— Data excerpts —

===

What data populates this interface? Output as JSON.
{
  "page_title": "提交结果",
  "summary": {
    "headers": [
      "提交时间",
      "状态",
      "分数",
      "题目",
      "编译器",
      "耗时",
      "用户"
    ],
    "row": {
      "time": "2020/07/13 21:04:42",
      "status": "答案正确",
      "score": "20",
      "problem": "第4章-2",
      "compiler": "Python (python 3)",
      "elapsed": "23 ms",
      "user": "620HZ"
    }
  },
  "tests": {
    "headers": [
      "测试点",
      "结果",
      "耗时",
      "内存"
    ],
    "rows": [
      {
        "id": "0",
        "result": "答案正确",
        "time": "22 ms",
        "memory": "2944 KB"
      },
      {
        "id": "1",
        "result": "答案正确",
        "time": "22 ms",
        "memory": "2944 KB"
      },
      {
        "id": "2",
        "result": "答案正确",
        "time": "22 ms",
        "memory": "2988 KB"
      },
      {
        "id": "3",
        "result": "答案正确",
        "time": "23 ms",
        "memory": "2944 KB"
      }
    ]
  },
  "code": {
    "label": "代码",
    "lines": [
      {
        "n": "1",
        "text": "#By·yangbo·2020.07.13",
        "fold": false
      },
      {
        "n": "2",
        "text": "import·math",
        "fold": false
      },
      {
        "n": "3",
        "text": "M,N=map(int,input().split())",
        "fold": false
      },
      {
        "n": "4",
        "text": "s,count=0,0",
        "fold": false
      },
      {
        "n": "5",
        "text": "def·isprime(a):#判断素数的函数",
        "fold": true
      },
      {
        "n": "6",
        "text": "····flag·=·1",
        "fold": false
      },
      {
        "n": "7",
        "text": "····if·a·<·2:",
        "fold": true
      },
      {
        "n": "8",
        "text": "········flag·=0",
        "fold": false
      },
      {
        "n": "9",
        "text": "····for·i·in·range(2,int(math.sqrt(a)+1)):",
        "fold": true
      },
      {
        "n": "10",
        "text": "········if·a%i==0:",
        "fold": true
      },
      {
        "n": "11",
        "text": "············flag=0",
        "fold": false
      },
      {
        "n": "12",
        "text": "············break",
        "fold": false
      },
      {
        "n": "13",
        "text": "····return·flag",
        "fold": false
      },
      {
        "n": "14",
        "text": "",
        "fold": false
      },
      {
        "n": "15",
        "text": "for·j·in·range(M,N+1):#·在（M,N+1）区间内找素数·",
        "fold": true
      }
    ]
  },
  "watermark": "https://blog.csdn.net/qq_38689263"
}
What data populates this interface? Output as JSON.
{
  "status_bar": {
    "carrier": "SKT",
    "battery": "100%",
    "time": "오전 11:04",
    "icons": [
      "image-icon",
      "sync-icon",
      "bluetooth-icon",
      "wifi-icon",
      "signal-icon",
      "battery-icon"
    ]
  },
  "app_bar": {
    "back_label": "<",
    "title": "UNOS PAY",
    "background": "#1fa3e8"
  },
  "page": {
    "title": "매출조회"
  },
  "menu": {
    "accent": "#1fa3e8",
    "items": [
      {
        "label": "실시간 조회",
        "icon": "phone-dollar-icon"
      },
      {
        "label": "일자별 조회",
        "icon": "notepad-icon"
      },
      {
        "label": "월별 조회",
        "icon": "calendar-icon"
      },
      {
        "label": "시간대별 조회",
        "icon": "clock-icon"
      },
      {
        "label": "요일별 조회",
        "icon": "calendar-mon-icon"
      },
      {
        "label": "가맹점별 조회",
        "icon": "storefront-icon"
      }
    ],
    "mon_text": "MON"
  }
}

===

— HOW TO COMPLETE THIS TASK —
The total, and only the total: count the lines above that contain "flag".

— ANSWER TO THIS EXERCISE —
4